## Exercise goal
Set the records down once more so that they match the source word for word.

(Data to use)

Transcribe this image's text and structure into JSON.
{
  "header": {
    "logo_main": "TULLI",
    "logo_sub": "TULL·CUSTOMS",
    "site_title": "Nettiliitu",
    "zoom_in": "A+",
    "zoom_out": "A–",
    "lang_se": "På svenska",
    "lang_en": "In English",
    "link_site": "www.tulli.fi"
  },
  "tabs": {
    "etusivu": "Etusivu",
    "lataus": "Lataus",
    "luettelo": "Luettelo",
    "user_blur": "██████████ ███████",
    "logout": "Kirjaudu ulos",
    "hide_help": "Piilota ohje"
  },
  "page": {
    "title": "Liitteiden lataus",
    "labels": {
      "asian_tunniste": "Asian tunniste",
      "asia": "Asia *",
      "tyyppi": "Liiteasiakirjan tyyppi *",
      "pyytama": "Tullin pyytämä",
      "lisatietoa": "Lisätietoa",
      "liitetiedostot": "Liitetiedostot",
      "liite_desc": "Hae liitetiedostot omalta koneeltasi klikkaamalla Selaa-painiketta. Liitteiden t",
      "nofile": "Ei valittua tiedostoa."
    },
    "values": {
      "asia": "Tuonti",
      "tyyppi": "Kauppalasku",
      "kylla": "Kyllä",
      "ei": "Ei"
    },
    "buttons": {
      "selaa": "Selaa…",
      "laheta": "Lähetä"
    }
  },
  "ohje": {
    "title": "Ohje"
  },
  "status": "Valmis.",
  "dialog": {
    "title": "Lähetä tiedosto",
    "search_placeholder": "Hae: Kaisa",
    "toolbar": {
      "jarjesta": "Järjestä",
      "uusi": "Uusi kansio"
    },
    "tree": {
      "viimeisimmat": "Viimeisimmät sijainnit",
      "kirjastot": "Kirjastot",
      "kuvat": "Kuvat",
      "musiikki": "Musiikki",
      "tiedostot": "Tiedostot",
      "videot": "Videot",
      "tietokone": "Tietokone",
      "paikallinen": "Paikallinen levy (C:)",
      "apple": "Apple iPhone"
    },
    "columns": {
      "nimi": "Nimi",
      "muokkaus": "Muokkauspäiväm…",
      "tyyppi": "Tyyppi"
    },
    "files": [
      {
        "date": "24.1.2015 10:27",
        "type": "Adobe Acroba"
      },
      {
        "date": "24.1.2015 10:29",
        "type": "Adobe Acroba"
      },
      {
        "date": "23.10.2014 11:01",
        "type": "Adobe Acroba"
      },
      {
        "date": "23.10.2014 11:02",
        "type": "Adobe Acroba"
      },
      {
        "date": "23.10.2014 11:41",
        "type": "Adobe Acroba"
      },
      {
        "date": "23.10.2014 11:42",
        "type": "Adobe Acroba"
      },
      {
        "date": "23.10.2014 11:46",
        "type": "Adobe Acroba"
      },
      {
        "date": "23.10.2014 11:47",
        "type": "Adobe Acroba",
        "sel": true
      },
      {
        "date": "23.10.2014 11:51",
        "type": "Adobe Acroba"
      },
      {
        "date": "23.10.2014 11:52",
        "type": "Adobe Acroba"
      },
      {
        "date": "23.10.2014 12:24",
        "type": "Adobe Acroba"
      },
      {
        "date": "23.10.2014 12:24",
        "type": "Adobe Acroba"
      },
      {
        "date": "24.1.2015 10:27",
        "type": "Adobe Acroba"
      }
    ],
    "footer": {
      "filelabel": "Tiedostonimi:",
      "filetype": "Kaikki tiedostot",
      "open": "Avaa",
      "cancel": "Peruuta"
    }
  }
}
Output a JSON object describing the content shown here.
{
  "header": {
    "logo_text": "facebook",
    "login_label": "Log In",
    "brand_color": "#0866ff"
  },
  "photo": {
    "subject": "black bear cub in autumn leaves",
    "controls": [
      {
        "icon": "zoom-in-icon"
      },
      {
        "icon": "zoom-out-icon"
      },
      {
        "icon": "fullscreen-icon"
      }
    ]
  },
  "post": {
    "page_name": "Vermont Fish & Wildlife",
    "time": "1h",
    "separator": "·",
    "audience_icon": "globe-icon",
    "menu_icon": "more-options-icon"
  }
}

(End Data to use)

## Written response
Transcribe this image's text and structure into JSON.
{
  "header": {
    "logo_main": "TULLI",
    "logo_sub": "TULL·CUSTOMS",
    "site_title": "Nettiliitu",
    "zoom_in": "A+",
    "zoom_out": "A–",
    "lang_se": "På svenska",
    "lang_en": "In English",
    "link_site": "www.tulli.fi"
  },
  "tabs": {
    "etusivu": "Etusivu",
    "lataus": "Lataus",
    "luettelo": "Luettelo",
    "user_blur": "██████████ ███████",
    "logout": "Kirjaudu ulos",
    "hide_help": "Piilota ohje"
  },
  "page": {
    "title": "Liitteiden lataus",
    "labels": {
      "asian_tunniste": "Asian tunniste",
      "asia": "Asia *",
      "tyyppi": "Liiteasiakirjan tyyppi *",
      "pyytama": "Tullin pyytämä",
      "lisatietoa": "Lisätietoa",
      "liitetiedostot": "Liitetiedostot",
      "liite_desc": "Hae liitetiedostot omalta koneeltasi klikkaamalla Selaa-painiketta. Liitteiden t",
      "nofile": "Ei valittua tiedostoa."
    },
    "values": {
      "asia": "Tuonti",
      "tyyppi": "Kauppalasku",
      "kylla": "Kyllä",
      "ei": "Ei"
    },
    "buttons": {
      "selaa": "Selaa…",
      "laheta": "Lähetä"
    }
  },
  "ohje": {
    "title": "Ohje"
  },
  "status": "Valmis.",
  "dialog": {
    "title": "Lähetä tiedosto",
    "search_placeholder": "Hae: Kaisa",
    "toolbar": {
      "jarjesta": "Järjestä",
      "uusi": "Uusi kansio"
    },
    "tree": {
      "viimeisimmat": "Viimeisimmät sijainnit",
      "kirjastot": "Kirjastot",
      "kuvat": "Kuvat",
      "musiikki": "Musiikki",
      "tiedostot": "Tiedostot",
      "videot": "Videot",
      "tietokone": "Tietokone",
      "paikallinen": "Paikallinen levy (C:)",
      "apple": "Apple iPhone"
    },
    "columns": {
      "nimi": "Nimi",
      "muokkaus": "Muokkauspäiväm…",
      "tyyppi": "Tyyppi"
    },
    "files": [
      {
        "date": "24.1.2015 10:27",
        "type": "Adobe Acroba"
      },
      {
        "date": "24.1.2015 10:29",
        "type": "Adobe Acroba"
      },
      {
        "date": "23.10.2014 11:01",
        "type": "Adobe Acroba"
      },
      {
        "date": "23.10.2014 11:02",
        "type": "Adobe Acroba"
      },
      {
        "date": "23.10.2014 11:41",
        "type": "Adobe Acroba"
      },
      {
        "date": "23.10.2014 11:42",
        "type": "Adobe Acroba"
      },
      {
        "date": "23.10.2014 11:46",
        "type": "Adobe Acroba"
      },
      {
        "date": "23.10.2014 11:47",
        "type": "Adobe Acroba",
        "sel": true
      },
      {
        "date": "23.10.2014 11:51",
        "type": "Adobe Acroba"
      },
      {
        "date": "23.10.2014 11:52",
        "type": "Adobe Acroba"
      },
      {
        "date": "23.10.2014 12:24",
        "type": "Adobe Acroba"
      },
      {
        "date": "23.10.2014 12:24",
        "type": "Adobe Acroba"
      },
      {
        "date": "24.1.2015 10:27",
        "type": "Adobe Acroba"
      }
    ],
    "footer": {
      "filelabel": "Tiedostonimi:",
      "filetype": "Kaikki tiedostot",
      "open": "Avaa",
      "cancel": "Peruuta"
    }
  }
}
Output a JSON object describing the content shown here.
{
  "header": {
    "logo_text": "facebook",
    "login_label": "Log In",
    "brand_color": "#0866ff"
  },
  "photo": {
    "subject": "black bear cub in autumn leaves",
    "controls": [
      {
        "icon": "zoom-in-icon"
      },
      {
        "icon": "zoom-out-icon"
      },
      {
        "icon": "fullscreen-icon"
      }
    ]
  },
  "post": {
    "page_name": "Vermont Fish & Wildlife",
    "time": "1h",
    "separator": "·",
    "audience_icon": "globe-icon",
    "menu_icon": "more-options-icon"
  }
}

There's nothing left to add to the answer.